This Gun for Hire is an early film noir that clearly influenced later films of a similar genre. Starring marque headliners of their day, Alan Ladd and Veronica Lake, this film is a surprisingly violent experience for its time period. Shot in black and white, the film is wonderfully lit, adding style as well as substance to it.

The film begins with a bang…literally, as hit-man Philip Raven (Ladd) murders a chemist and blackmailer in exchange for a hefty sum of loot. His wealthy boss double-crosses him and reports him to the Los Angeles Police department. Detective Michael Crane takes the case aided by his sexy girlfriend and nightclub singer Ellen Graham (Lake). Adding a wrench to the story is the tangled love affair that ensues between Ellen and Raven, who are the films main draw.

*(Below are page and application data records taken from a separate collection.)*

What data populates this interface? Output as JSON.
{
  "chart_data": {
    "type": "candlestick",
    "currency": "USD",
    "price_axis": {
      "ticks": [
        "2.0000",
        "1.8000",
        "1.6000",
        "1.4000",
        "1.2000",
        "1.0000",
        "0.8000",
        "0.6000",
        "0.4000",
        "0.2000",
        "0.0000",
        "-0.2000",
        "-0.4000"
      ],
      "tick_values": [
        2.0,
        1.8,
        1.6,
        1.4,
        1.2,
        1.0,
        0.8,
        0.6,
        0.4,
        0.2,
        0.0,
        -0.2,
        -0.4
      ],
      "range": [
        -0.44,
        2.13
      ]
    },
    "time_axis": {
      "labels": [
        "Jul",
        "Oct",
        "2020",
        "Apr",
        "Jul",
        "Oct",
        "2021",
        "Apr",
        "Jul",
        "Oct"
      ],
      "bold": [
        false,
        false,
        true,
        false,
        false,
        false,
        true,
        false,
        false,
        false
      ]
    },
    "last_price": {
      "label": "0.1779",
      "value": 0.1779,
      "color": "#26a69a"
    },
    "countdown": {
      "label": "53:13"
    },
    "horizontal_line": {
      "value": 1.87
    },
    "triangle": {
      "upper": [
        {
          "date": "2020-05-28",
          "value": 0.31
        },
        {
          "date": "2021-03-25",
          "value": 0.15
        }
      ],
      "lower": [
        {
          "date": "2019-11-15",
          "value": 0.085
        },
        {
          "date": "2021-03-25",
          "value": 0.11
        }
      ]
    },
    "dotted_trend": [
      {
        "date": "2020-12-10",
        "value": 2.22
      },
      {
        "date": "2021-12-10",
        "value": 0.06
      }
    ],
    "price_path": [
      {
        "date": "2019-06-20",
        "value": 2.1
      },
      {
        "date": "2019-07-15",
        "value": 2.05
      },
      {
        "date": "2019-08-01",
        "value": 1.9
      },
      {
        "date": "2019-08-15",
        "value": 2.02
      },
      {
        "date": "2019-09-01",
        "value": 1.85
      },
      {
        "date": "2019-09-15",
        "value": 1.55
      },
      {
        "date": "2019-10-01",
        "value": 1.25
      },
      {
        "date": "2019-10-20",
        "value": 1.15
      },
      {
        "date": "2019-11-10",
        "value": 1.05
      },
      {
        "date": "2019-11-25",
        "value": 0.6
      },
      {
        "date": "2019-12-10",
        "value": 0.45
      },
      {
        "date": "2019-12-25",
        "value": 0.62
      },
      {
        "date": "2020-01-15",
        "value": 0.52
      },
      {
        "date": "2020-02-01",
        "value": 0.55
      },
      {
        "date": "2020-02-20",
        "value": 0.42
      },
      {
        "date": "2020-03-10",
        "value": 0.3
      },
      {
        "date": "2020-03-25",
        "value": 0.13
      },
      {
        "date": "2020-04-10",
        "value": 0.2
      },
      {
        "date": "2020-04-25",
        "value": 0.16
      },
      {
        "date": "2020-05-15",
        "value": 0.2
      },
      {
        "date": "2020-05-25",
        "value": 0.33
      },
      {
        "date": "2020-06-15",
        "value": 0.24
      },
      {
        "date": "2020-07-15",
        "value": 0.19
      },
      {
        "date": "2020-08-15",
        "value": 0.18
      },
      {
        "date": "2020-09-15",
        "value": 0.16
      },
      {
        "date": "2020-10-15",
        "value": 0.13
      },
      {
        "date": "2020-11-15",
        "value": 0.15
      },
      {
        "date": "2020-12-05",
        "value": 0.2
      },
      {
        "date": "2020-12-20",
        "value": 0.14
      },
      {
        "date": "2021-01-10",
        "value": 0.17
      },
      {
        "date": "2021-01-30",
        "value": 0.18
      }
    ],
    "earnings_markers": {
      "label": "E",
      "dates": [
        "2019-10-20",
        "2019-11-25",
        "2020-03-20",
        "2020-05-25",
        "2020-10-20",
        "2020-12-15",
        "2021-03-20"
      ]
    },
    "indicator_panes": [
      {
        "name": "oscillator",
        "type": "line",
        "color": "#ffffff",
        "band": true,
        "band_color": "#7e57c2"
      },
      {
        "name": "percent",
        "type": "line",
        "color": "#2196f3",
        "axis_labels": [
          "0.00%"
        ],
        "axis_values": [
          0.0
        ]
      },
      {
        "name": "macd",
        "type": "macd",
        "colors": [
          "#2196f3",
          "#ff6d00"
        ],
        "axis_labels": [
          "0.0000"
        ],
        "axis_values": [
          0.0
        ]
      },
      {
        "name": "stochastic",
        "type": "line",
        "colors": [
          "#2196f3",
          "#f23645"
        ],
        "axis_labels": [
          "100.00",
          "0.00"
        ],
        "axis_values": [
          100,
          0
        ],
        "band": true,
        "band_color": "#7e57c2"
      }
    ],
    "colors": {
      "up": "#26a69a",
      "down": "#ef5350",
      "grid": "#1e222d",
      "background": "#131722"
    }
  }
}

I loved the black and white shooting of this film, as many were in 1942, and found this only enhances the tone of the picture given that it is of crime/hit-man variety. The chemistry between Lake and Ladd smolders and Lake is great as a femme fatale with her long blonde locks and sultry pout. In fact, she was the inspiration for the character conceived for L.A. Confidential as Kim Basinger portrays a Veronica Lake look-alike. Ladd is brooding in his intensity as the hit-man with the damaged childhood and ultimately sympathetic personality.

The setting of San Francisco and L.A. is wonderfully perfect and adds depth as the warm and sunny locales are mixed in with murder, corruption, and shenanigans. Who wouldn’t make comparisons to Chinatown??

A flaw I found in the film and in which I found difficult to buy into is the implausibility of Ellen falling in love with Raven as he clearly tries to murder her-unsuccessfully so. This point seems  plot-driven and  a way to incorporate a mainstream love story amid the thrilling film noir. Surely, she would find satisfaction in a romantic sense with her detective boyfriend and since the duo has no conspicuous problems, the love between she and Raven is all the more inexplicable. Still- sparks do indeed fly on-screen.

An action packed crime affair, This Gun for Hire laid a crisp blueprint for film noir and hitmen, action types films for decades to come and I admire it for this reason.